BY SEAN DARGE
Dawie Roodt believes South Africans are chronically misinformed about their economy. In Tax, Lies and Red Tape: Confessions of an Unreconstructed Neoliberal Fundamentalist, the book he has written with Linette Retief, he is determined to change this, discussing the economy’s macro and micro elements and possibilities with playful thoroughness.
In this accessible diagnosis, Roodt describes what he believes are the causes of South Africa’s ailing economy and offers readers a muscle-relaxant for the tightening grip of “South Africa’s three great evils”: unemployment, poverty and inequality. The book discusses the opposing economic and ideological pulls in South Africa by first providing an historical account of the emergence of capitalism, followed by a caustic rebuff of communism. This truncated economic history lesson is important, as the solutions which Roodt proposes for South Africa’s economy take stock of what hasn’t worked in the past. Indeed, Roodt is unforgiving of those in South Africa who cling on to antiquated economic principles: the successes of free market precepts are highlighted and presented (generously) as the panacea for South Africa’s stalling economy.
Roodt animates his explanation of economics by grounding theory in examples which stretch right around the world, demonstrating the inefficiencies produced when Adam Smith’s invisible hand is strong-armed. The reader is inducted quickly into the theories which give weight to our rands; through easy economic-speak Roodt tries to catch you up on everything essential to holding your own against a second year economics student. Roodt is able to communicate ideas and consequences of economic theory simply, without patronising the reader or obfuscating meaning through his reductions. This shouldn’t be surprising given his past experience as economics editor of Finweek and nine years spent as an economist at the South African Reserve Bank. He has translated knowledge gleaned from working in the central nervous system of the South African economy into deliberations on the fiscus, the labour system and the state’s functions. He proposes solutions for government debt and, cheekily, proposes reforms to the central bank.

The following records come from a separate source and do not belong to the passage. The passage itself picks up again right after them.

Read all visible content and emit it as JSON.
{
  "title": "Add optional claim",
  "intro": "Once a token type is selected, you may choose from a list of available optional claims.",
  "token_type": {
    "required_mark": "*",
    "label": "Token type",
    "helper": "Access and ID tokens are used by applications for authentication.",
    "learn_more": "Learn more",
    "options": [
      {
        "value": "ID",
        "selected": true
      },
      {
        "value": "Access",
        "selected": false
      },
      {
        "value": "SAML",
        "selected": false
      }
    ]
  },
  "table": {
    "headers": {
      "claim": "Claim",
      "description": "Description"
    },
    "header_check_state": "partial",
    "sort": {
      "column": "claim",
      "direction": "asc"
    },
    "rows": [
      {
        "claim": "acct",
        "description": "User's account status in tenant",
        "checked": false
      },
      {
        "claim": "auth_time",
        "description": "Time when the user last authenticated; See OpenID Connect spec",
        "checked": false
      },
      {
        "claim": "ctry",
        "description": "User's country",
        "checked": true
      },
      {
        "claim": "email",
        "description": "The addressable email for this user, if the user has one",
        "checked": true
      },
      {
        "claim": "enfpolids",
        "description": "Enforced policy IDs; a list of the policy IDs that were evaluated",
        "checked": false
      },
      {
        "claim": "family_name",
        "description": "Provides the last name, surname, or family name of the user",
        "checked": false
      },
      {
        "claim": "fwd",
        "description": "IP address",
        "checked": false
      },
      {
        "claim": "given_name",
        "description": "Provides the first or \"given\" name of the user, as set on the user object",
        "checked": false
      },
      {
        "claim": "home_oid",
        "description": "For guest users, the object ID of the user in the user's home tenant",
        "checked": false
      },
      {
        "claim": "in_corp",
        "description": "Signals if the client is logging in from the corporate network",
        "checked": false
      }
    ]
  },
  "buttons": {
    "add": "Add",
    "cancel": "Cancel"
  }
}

Roodt’s explanations of monetary policy and the immediate impact it has on South Africa is essential reading for the economic novice, or for those who want a quick and loaded projection of South Africa’s economy. You’re left feeling confidently familiar with economic theory despite having to negotiate the bi-polarity of policy approaches in South Africa’s economy.
Most interesting is Roodt’s predictions on future prospects for South Africa, where he is wearing his hat as Chief Economist of Efficient Group Limited. Appropriately concluding his argument, he offers a forecast of what South Africans will experience in respect of their demographic dividend and what this means for South Africa’s future prospects. Roodt presents how South Africa’s economic growth rates could accelerate due to a decline in fertility and morality rates, as well as considering the age structure of the population — providing insights for those concerned about youth unemployment especially.
While Roodt is confident of the proposals he puts forward to restore South Africa to optimal growth, he does urge South Africans to question those who purport to have all the answers to SA’s problems. His book empowers the reader with some knowledge of what to look out for when doing so.